Monday, April 13, 2015

Police, Adjective (2009) ✭✭✭✭


Despite minimal dialogue, Police, Adjective is a film all about words, specifically how a word can have one meaning in the dictionary, and yet another in the heart. Over the course of the film, we spend a few days in the seedy Romanian town of Vaslui, and become intimately acquainted with a 30-ish detective named Christi (Dragos Bucur), who is in the process of investigating a young man named Victor (Radu Costin).

Victor’s former friend Alex (Alexandur Sabadac), a young man so oppressed by his parents he seems afraid of his own shadow, has squealed to the authorities about Victor’s pot smoking, and Christi has been tasked with collaring this dangerous miscreant. But Christi’s investigation has revealed Victor to be a quiet, responsible and entirely unremarkable young man who simply enjoys a few tokes after work in the company of his pals.


Christi is torn because in his heart he feels this is a victimless crime. Plus the fact that in much of Europe laws against marijuana and hashish usage are rarely enforced. He begins to drag his feet on the investigation, and decides to focus instead on informer Alex’s motives, which are more suspicious and troubling to Christi than anything Victor may be smoking. But the pressure to quickly resolve this simple case from Christi’s superior (Vlad Ivanov) can be resisted only for so long.



As a film, Police, Adjective is the antithesis of a police thriller. Much of the film consists of Christi quietly following various suspects on foot; through decrepit neighborhoods compete with barking dogs and a hither-and-yon scattering of abandoned cars. These repetitive hikes will prove challenging for many viewers, sleep-inducing to others, but director Corneliu Porumboiu uses these gloomily atmospheric sequences to help us better understand the attitudes of both hunter and hunted. In such squalid environs, getting stoned seems like a perfectly logical endeavor. The filmmaking is rudimentary and simplistic - static shots with no editing within the scene - but it creates a powerful and hypnotic sense of reality. Through Porumboiu’s grimy available light compositions, the viewer feels much more involved and integral to the proceedings than in any of the 3-D Hollywood blockbusters currently on the market.



But all is not brooding introspection. In a comedic sequence, Christi and his wife Anca (Irina Saulescu) debate the merits of a pop song that brims with over-the-top sentimentality. Anca, a school teacher, attempts to explain to her literal-minded husband how words can be used to create images that transcend their actual meanings; or, if you prefer, how words can be interpreted and felt in addition to being merely understood. But little does she know that she is laying the groundwork for her husband’s eventual downfall into reluctant compliance with conventional wisdom. This subtle plot construction becomes fully realized when Christi is called into a meeting at his boss’s office and a Romanian dictionary is used to arbitrate Christi’s moral dilemma.


Police, Adjective is a film that manages to ultimately dazzle despite its dark ambience of grime and decay.

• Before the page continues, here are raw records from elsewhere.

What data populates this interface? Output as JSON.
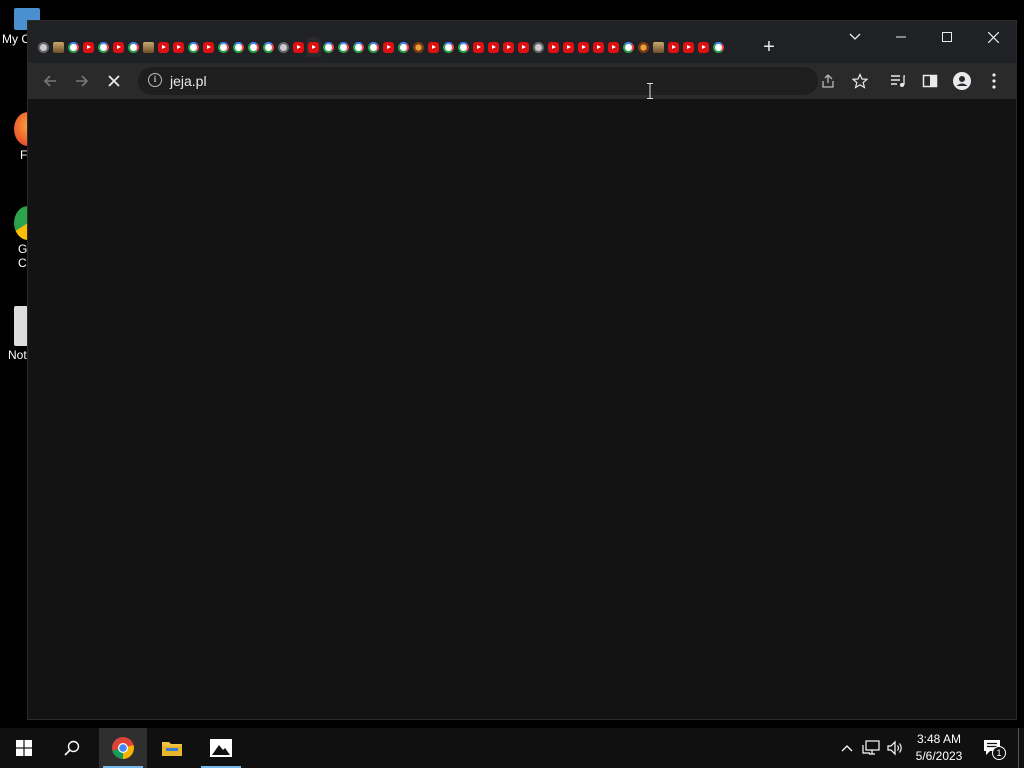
{
  "desktop": {
    "icons": [
      {
        "label": "My C",
        "color": "#5aa0e0"
      },
      {
        "label": "F",
        "color": "#e04020"
      },
      {
        "label": "G\nCl",
        "color": "#2aa34a"
      },
      {
        "label": "Not",
        "color": "#dddddd"
      }
    ]
  },
  "browser": {
    "tabs": [
      "github",
      "anime",
      "g",
      "yt",
      "g",
      "yt",
      "g",
      "anime",
      "yt",
      "yt",
      "g",
      "yt",
      "g",
      "g",
      "g",
      "g",
      "gp",
      "yt",
      "yt",
      "g",
      "g",
      "g",
      "g",
      "yt",
      "g",
      "burger",
      "yt",
      "g",
      "g",
      "yt",
      "yt",
      "yt",
      "yt",
      "gp",
      "yt",
      "yt",
      "yt",
      "yt",
      "yt",
      "g",
      "burger",
      "anime",
      "yt",
      "yt",
      "yt",
      "g"
    ],
    "active_tab_index": 18,
    "new_tab_label": "+",
    "window_controls": {
      "tab_search": "⌄",
      "minimize": "—",
      "maximize": "☐",
      "close": "✕"
    },
    "toolbar": {
      "back_icon": "←",
      "forward_icon": "→",
      "stop_icon": "✕",
      "url": "jeja.pl",
      "site_info_icon": "i"
    }
  },
  "taskbar": {
    "time": "3:48 AM",
    "date": "5/6/2023",
    "notification_count": "1"
  },
  "colors": {
    "chrome_frame": "#202124",
    "toolbar": "#2a2a2a",
    "page_bg": "#131313",
    "taskbar": "#101010",
    "accent": "#76b9ed"
  }
}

Like police work itself, it alternates between spiritually exhilarating and mind numbingly dull. But you will come away with the feeling that you have just experienced something real. Warts and all. And isn’t that what movies are all about?

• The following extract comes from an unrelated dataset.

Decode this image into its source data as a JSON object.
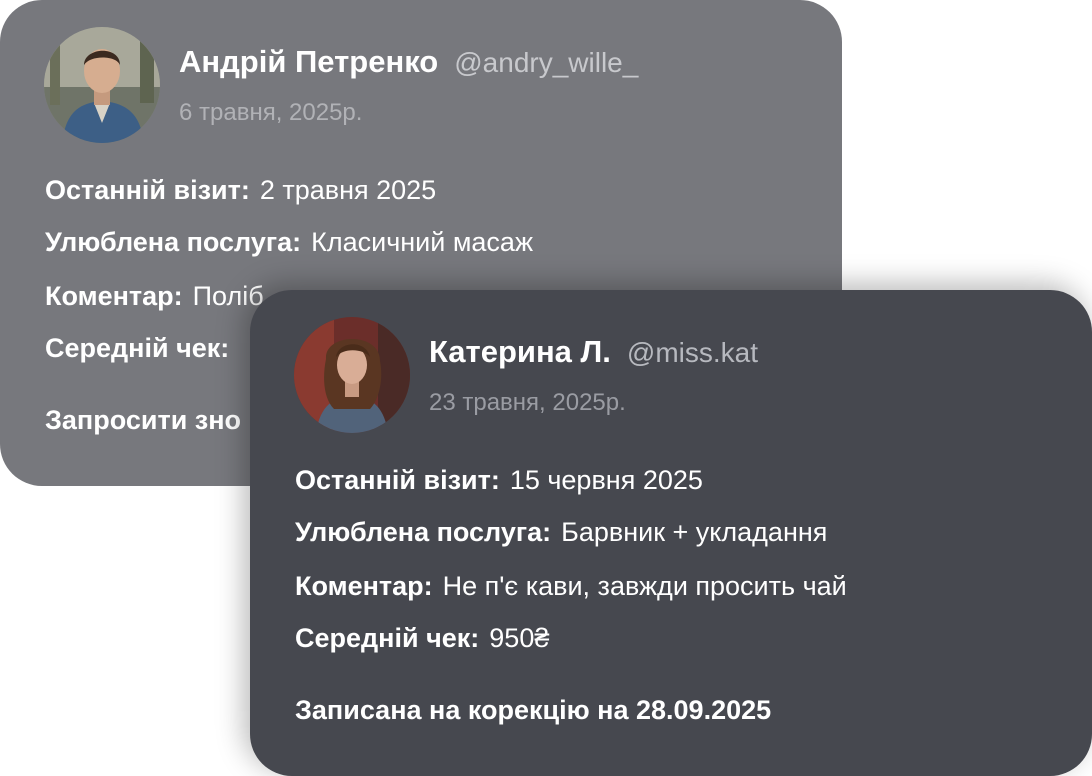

IMDb


No comments:

40 Years of Close Encounters

I’ve changed my mind about Close Encounters of the Third Kind (1977) several times over the years, proving once again that ...